In its form and function, it has the familiarity of a puffy, blustery, past-his-prime rich uncle. But there are things lurking below the surface that resonate with modern audiences, occasionally touching sensitive spots with the emotional equivalent of a ball peen hammer.

The talents at PTC have transformed the Bangor Opera House stage into a gaslit Victorian sitting room, the scene of a diabolical plot involving an abusive husband, a timid wife, a cock-sure ex-cop and a fortune in missing jewels.

Anne Penner and Michael Mendelson play Mrs. and Mr. Manningham, married for five years and recently relocated to a dreary London townhouse.

Mrs. Manningham is a bundle of nerves. Her mother died in an asylum for the insane and she fears the same fate may be in store for her. Held virtual captive in the house by her condescending and abusive husband, Mrs. Manningham is blamed for a series of mischievous pranks involving missing household items.

Is she really going mad, or is there another agent at work? Where does her husband go when he disappears into the evening London fog? And why do the gas lights dim at 10:00 every night?

These mysteries come to a head with the arrival of a jovial ex-policeman and his subsequent pronouncement that all is not what it seems to be on Angel Street.

Penner is riveting as the tormented Mrs. Manningham. She is able to affect the confusion, terror and inner resilience required for the character while keeping the melodramatic notes from ringing false.

Also mesmerizing is Mendelson, who creates a character so duplicitous, so thoroughly evil, that it’s all the audience can do not to get up on stage en masse and throttle him.

John Thomas Waite exudes confidence and single-minded duty as former police detective Rough. Elizabeth Van Meter brings a convincing coquettish cockney charm to the alternately insolent and flirtatious young maid, Nancy, and Alison Cox is unflappable as Elizabeth, the older servant. James Bocock makes the most of a unremarkably written walk-on as a police officer.

As Director Gregg W. Brevoort states in his program notes, “Angel Street” is a hybrid. It presents the hoary plot devices and form of an old-time melodrama but melds these familiar elements with a modern psychological study.

Modern audiences, trained to expect a twist ending, might be a little let down by the rather straightforward conclusion. But the acting talent of Penner makes for a cathartic late-inning sidestep.

Brevoort directed “Betrayal” at the PTC last year. That production was the season’s highlight, and he has repeated the feat for 2003.

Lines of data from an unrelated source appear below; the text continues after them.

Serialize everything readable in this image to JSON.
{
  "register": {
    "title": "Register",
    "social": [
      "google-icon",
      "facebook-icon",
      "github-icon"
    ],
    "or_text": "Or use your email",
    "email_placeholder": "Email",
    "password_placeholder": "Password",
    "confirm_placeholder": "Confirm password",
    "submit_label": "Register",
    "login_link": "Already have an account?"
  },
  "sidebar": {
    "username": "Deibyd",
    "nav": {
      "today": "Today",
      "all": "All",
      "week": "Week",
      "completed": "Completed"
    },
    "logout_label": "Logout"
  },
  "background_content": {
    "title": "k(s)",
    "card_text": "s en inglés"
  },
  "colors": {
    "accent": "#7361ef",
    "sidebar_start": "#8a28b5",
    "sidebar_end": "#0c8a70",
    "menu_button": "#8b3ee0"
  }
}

“Angel Street” was first produced in London in 1938 under the title “Gaslight.” It was re-titled for its hugely successful American stage run starring Vincent Price as the diabolical husband and Leo G. Carroll as former police inspector Rough.

A relatively minor 1940 British film version was soon eclipsed by George Cukor’s 1944 Academy Award-winning “Gaslight,” starring Ingrid Bergman and Charles Boyer.

The author, playwright and novelist Patrick Hamilton, was also responsible for “Rope,” a successful play from 1929 brought to the screen in 1948 by Alfred Hitchcock, and “Hangover Square,” a novel that spawned a successful film in 1945.

In stage, the slightly florid dialogue could have rendered the production little more than an intriguing museum piece. The excellence of these actors, this director and this crew, however, has turned “Angel Street” into a fun, exciting, slightly disturbing and thoroughly memorable event.